The HR 2022 Outlook report highlighted seven key trends that will affect business operations and employee experience in 2022. Highlights from the report include:
- ‘New work’ will manifest in new and unexpected ways – Employees are already showing that purpose, fulfillment, and their wellbeing in their career are becoming more important. However, most organizations are yet to fully acknowledge and appreciate this approach.
- The talent war is quickly becoming a zero-sum game – It’s no longer about loyalty to a company as employees will look to companies that give them better opportunities. Failure to invest in talents may only see employees moving to other companies.
- Employee mental health and resilience will propel growth – Workplace technology in mental health and resilience will no longer be buzzwords only.
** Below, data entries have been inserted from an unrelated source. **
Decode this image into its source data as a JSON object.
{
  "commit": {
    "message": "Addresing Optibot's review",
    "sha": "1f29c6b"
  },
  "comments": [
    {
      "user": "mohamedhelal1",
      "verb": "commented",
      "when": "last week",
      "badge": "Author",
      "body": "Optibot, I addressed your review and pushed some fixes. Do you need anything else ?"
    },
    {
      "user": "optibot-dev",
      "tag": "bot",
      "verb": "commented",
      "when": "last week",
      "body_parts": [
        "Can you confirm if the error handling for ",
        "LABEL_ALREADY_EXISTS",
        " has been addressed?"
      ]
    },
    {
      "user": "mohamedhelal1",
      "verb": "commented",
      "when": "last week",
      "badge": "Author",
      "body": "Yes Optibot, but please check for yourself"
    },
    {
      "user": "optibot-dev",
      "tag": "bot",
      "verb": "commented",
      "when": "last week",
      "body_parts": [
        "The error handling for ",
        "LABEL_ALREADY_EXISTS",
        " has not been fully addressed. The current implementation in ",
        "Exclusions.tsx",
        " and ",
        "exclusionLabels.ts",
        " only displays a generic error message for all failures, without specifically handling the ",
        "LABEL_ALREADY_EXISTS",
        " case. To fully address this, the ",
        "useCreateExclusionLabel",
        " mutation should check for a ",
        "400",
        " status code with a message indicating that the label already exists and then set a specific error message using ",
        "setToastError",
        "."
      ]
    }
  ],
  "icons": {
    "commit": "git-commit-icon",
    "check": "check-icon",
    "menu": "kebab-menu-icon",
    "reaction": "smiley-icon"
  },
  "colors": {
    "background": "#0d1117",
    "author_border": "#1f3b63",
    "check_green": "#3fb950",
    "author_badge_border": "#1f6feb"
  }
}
Companies will be forced to invest real money in uplifting employee wellbeing and ensuring that they stay resilient and confident in the face of new challenges and opportunities. This is an especially important area of concern for HR as resilience is the no.1 predictor of an employee’s intent to stay but has seen the most drastic decline between 2020 and 2021.
- HR will become decentralized, spurring new management skills – Companies have already been using ERPs and now will look to engage more technologies that can improve their HR. This includes the last-mile connectivity with every employee via the managers. This can apply to different elements of the HR function – from strategy and policy-making to events and engagement.
- Diversity & Inclusion will be a major competitive differentiator – A trending topic even before the pandemic, companies in the top quartile for gender diversity in leadership were 25% more likely to have above-average profitability than their bottom-quartile counterparts. Unfortunately, many organizations are yet to fully invest in diversity & inclusion (D&I) as a key cultural as well as operational tenet.
- People analytics will fuel buy-in for HR policies and change – Analytics, virtual working technology, and upgraded learning platforms are among the top priorities for HR. However, HR’s confidence in its ability to use data and analytics has actually declined by 3% since 2019.
- New productivity KPIs will be needed to assess employee performance – In 2022, HR and business leaders need to consider productivity measures better suited to New Work and remote/hybrid working. Collaboration, communication, positive work-life behavior, and coaching mindset might be better indicators of performance.
As such, with organizations also looking to increase their use of technology for boosting productivity such as automation tools and AI, they need to also consider the impact such a move can have on their current workforce. Technology can be both an enabler and a disabler in the workforce if not implemented properly.
For HR, their challenge would be how they can use technology best to keep both employees and employers satisfied. The use of proper workplace technology may just help solve this in the long run.